Rule 13q-1 adopted by the SEC, would have implemented the resource extraction issuer payment disclosure provisions of Section 1504 of the Dodd-Frank Wall Street Reform and Consumer Protection Act. Under the SEC rule, a public company that qualified as a “resource extraction issuer” would have been required to publicly disclose in an annual report on Form SD of its tax return information relating to any single “payment” or series of related “payments” made by the issuer, its subsidiaries or controlled entities of $100,000 or more during the fiscal year covered by the Form SD to a “foreign government” or the U.S. Federal government for the “commercial development of oil, natural gas, or minerals” on a “project”-by-“project” basis.
House Speaker Paul D. Ryan (R-Wis.), who attended the signing Tuesday, said it would be “the first of many Congressional Review Act bills to be signed into law by President Trump.” He said they would “provide relief for Americans hurt by regulations rushed through at the last minute by the Obama administration.”
Supporters of the SEC regulation say it would have provided greater transparency. The SEC said Congress had sought transparency “to help combat global corruption and empower citizens of resource-rich countries to hold their governments accountable.”
The regulation, which never went into effect, was drafted at the direction of the Obama administration in response to directions in the Dodd-Frank financial reform legislation.
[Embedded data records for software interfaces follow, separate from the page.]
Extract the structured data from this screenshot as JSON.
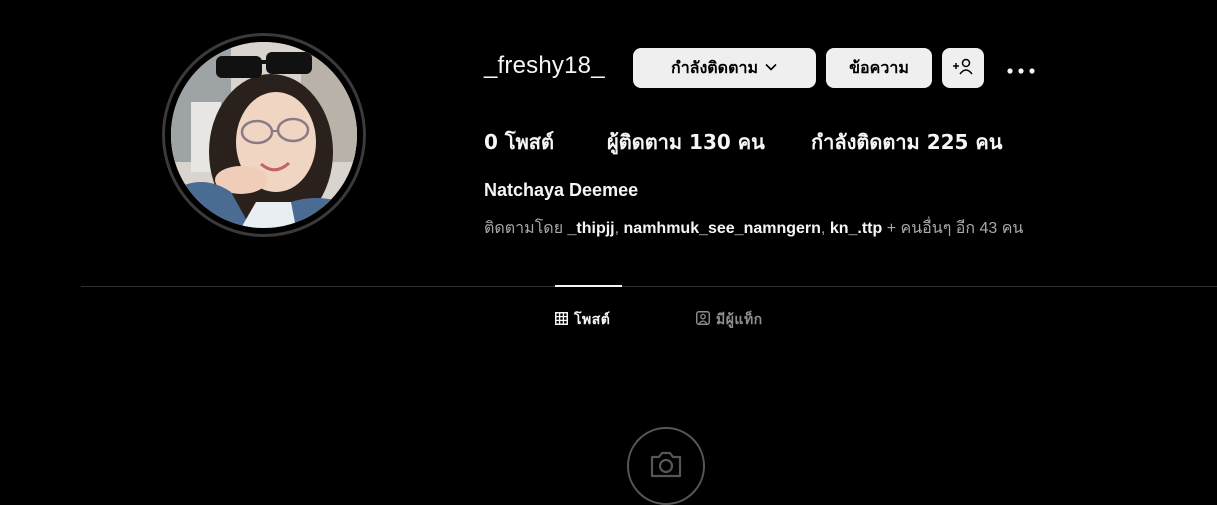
{
  "profile": {
    "username": "_freshy18_",
    "full_name": "Natchaya Deemee",
    "avatar_alt": "profile-photo"
  },
  "actions": {
    "following_label": "กำลังติดตาม",
    "message_label": "ข้อความ",
    "add_user_icon": "add-user-icon",
    "more_icon": "more-options-icon"
  },
  "stats": {
    "posts": "0 โพสต์",
    "followers": "ผู้ติดตาม 130 คน",
    "following": "กำลังติดตาม 225 คน"
  },
  "followed_by": {
    "prefix": "ติดตามโดย ",
    "users": [
      "_thipjj",
      "namhmuk_see_namngern",
      "kn_.ttp"
    ],
    "suffix": " + คนอื่นๆ อีก 43 คน"
  },
  "tabs": [
    {
      "label": "โพสต์",
      "icon": "grid-icon",
      "active": true
    },
    {
      "label": "มีผู้แท็ก",
      "icon": "tagged-icon",
      "active": false
    }
  ],
  "empty_state": {
    "icon": "camera-icon"
  },
  "colors": {
    "background": "#000000",
    "button_bg": "#efefef",
    "text_primary": "#f5f5f5",
    "text_secondary": "#a8a8a8",
    "divider": "#2f2f2f"
  }
}
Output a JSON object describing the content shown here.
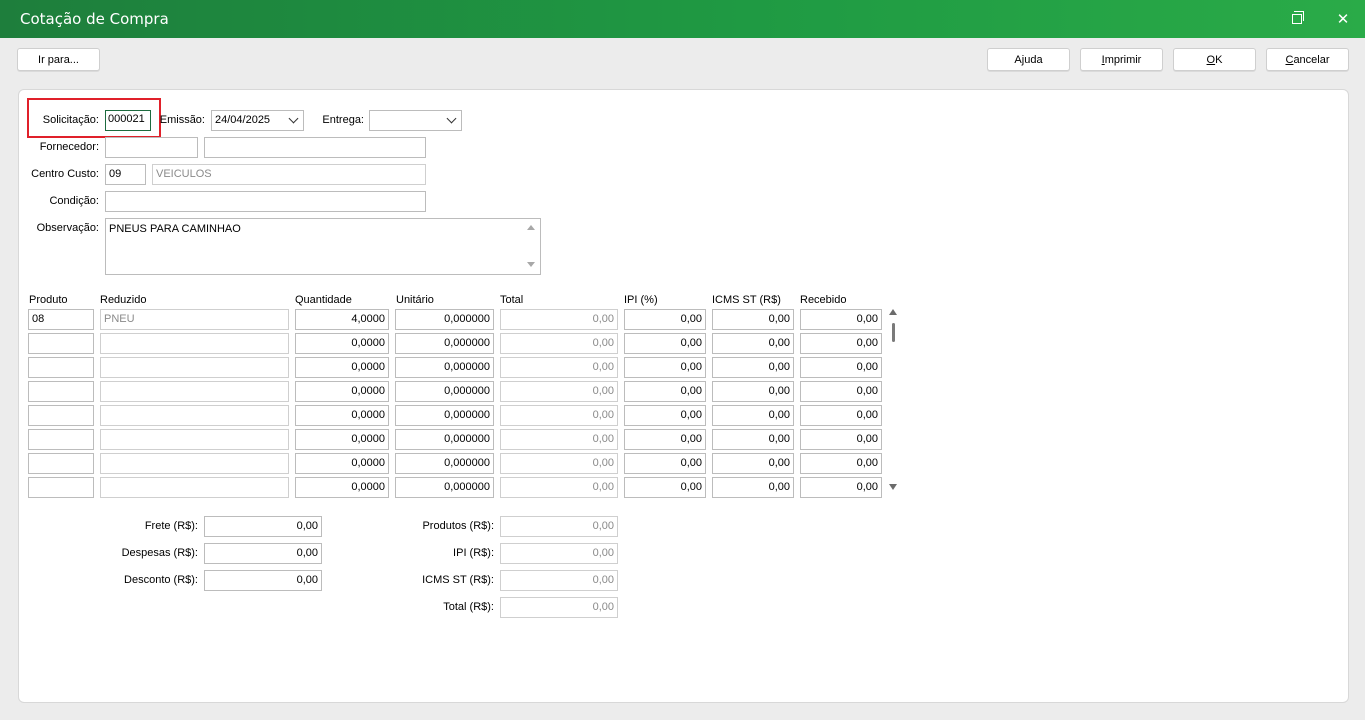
{
  "window": {
    "title": "Cotação de Compra",
    "restore_icon": "restore-icon",
    "close_glyph": "✕"
  },
  "toolbar": {
    "goto_label": "Ir para...",
    "help_label": "Ajuda",
    "print_label_pre": "",
    "print_label_u": "I",
    "print_label_post": "mprimir",
    "ok_label_u": "O",
    "ok_label_post": "K",
    "cancel_label_u": "C",
    "cancel_label_post": "ancelar"
  },
  "form": {
    "solicitacao_label": "Solicitação:",
    "solicitacao_value": "000021",
    "emissao_label": "Emissão:",
    "emissao_value": "24/04/2025",
    "entrega_label": "Entrega:",
    "entrega_value": "",
    "fornecedor_label": "Fornecedor:",
    "fornecedor_code": "",
    "fornecedor_name": "",
    "centro_label": "Centro Custo:",
    "centro_code": "09",
    "centro_name": "VEICULOS",
    "condicao_label": "Condição:",
    "condicao_value": "",
    "observacao_label": "Observação:",
    "observacao_value": "PNEUS PARA CAMINHAO"
  },
  "grid": {
    "headers": {
      "produto": "Produto",
      "reduzido": "Reduzido",
      "quantidade": "Quantidade",
      "unitario": "Unitário",
      "total": "Total",
      "ipi": "IPI (%)",
      "icms": "ICMS ST (R$)",
      "recebido": "Recebido"
    },
    "rows": [
      {
        "produto": "08",
        "reduzido": "PNEU",
        "quantidade": "4,0000",
        "unitario": "0,000000",
        "total": "0,00",
        "ipi": "0,00",
        "icms": "0,00",
        "recebido": "0,00"
      },
      {
        "produto": "",
        "reduzido": "",
        "quantidade": "0,0000",
        "unitario": "0,000000",
        "total": "0,00",
        "ipi": "0,00",
        "icms": "0,00",
        "recebido": "0,00"
      },
      {
        "produto": "",
        "reduzido": "",
        "quantidade": "0,0000",
        "unitario": "0,000000",
        "total": "0,00",
        "ipi": "0,00",
        "icms": "0,00",
        "recebido": "0,00"
      },
      {
        "produto": "",
        "reduzido": "",
        "quantidade": "0,0000",
        "unitario": "0,000000",
        "total": "0,00",
        "ipi": "0,00",
        "icms": "0,00",
        "recebido": "0,00"
      },
      {
        "produto": "",
        "reduzido": "",
        "quantidade": "0,0000",
        "unitario": "0,000000",
        "total": "0,00",
        "ipi": "0,00",
        "icms": "0,00",
        "recebido": "0,00"
      },
      {
        "produto": "",
        "reduzido": "",
        "quantidade": "0,0000",
        "unitario": "0,000000",
        "total": "0,00",
        "ipi": "0,00",
        "icms": "0,00",
        "recebido": "0,00"
      },
      {
        "produto": "",
        "reduzido": "",
        "quantidade": "0,0000",
        "unitario": "0,000000",
        "total": "0,00",
        "ipi": "0,00",
        "icms": "0,00",
        "recebido": "0,00"
      },
      {
        "produto": "",
        "reduzido": "",
        "quantidade": "0,0000",
        "unitario": "0,000000",
        "total": "0,00",
        "ipi": "0,00",
        "icms": "0,00",
        "recebido": "0,00"
      }
    ]
  },
  "totals": {
    "frete_label": "Frete (R$):",
    "frete_value": "0,00",
    "despesas_label": "Despesas (R$):",
    "despesas_value": "0,00",
    "desconto_label": "Desconto (R$):",
    "desconto_value": "0,00",
    "produtos_label": "Produtos (R$):",
    "produtos_value": "0,00",
    "ipi_label": "IPI (R$):",
    "ipi_value": "0,00",
    "icms_label": "ICMS ST (R$):",
    "icms_value": "0,00",
    "total_label": "Total (R$):",
    "total_value": "0,00"
  }
}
The directive was in an amendment backed by Sen. Benjamin L. Cardin (D-Md.) and then-Sen. Richard G. Lugar (R-Ind.).
Foes of the regulation, led by the U.S. Chamber of Commerce and the American Petroleum Institute, said the rule would put natural resource companies at a competitive disadvantage to foreign firms by disclosing too much of their contract terms.